The danger with the revised statistics is that the criteria, on which the entry of Greece to the eurozone took place, were base on wrong calculations, since the deficit was not below 3% of GDP, as the older data attested. In addition, the public debt too did not present the downward trend evidenced by the old data. The new EU, OECD and IMF statistics show today that, during the critical three years prior to the entry of Greece to the eurozone, the deficit averaged 5.2% of GDP, whereas in 2002 it was 6%. These negative indicators about the deficit and public debt are warning bells and, at a period of intense relations between Greece and the EU, they may become a weapon in the hands of those, who do not wish our stay in the eurozone.

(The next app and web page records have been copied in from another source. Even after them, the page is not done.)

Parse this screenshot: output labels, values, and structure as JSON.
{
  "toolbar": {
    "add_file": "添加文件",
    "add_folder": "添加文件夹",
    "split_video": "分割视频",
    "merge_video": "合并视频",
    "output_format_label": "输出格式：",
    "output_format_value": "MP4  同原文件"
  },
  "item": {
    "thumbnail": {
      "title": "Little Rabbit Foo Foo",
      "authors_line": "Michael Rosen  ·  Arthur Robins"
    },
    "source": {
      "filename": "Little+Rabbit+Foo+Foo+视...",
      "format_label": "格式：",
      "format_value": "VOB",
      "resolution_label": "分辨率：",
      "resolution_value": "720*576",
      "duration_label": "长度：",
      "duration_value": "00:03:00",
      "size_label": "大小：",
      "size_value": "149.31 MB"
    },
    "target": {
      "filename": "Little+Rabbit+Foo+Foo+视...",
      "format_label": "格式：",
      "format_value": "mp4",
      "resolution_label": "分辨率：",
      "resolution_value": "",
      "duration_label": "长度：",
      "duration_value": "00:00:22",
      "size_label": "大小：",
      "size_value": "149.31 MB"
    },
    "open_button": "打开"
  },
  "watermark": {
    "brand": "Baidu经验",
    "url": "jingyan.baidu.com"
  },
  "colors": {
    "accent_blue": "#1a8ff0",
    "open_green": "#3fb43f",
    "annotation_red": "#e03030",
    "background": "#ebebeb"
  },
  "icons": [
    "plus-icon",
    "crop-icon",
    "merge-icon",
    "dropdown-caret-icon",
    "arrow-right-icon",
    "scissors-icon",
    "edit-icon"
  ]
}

Public debt comparison between the 1996-03 and the 2004-09 periods
According to the data presented above (see also the analysis in the table), the real annual growth of the public debt, during the Karamanlis government, averaged €5 billion annually.
During the Simitis governments, the debt increased from €92.1 billion, in January 1996, to €187.6, in April 2004. From the resulting difference of €95.5 billion, the public debt due to borrowings of the K. Mitsotakis government should be deducted, while the debt transfers made to the Karamanlis government should be added. The increase of the debt of the 1981-1995 period is apportioned by 75% to the PASOK governments and by 25% to the ND government. Of the latter, the accruing interest payments amounted to €14.2 billion. Therefore, the adjusted increase of debt during the Simitis government was €99.6 billion.
Thus, the comparison of the two periods (1996-03 and 2004-09) shows that, during the Karamanlis government, the annual increase of public debt was €5 billion, while in the Simitis government €12 billion. These nominal amounts demonstrate that the annual increase of the public debt, over the Simitis time, was running at a rate of nearly 2.5 times greater than that of the Karamanlis time. However, a fairer comparison of the amounts ought to be made as a percentage of GDP. Hence, during the Karamanlis period, the annual increase of the public debt was 2.3% of GDP, while over the Simitis period 8.6% of GDP. Consequently, the comparison shows that, during the Simitis government, the annual increase of the public debt was almost four times greater than during the Karamanlis government.
1 Debt statistics are from the EU AMECO data bank.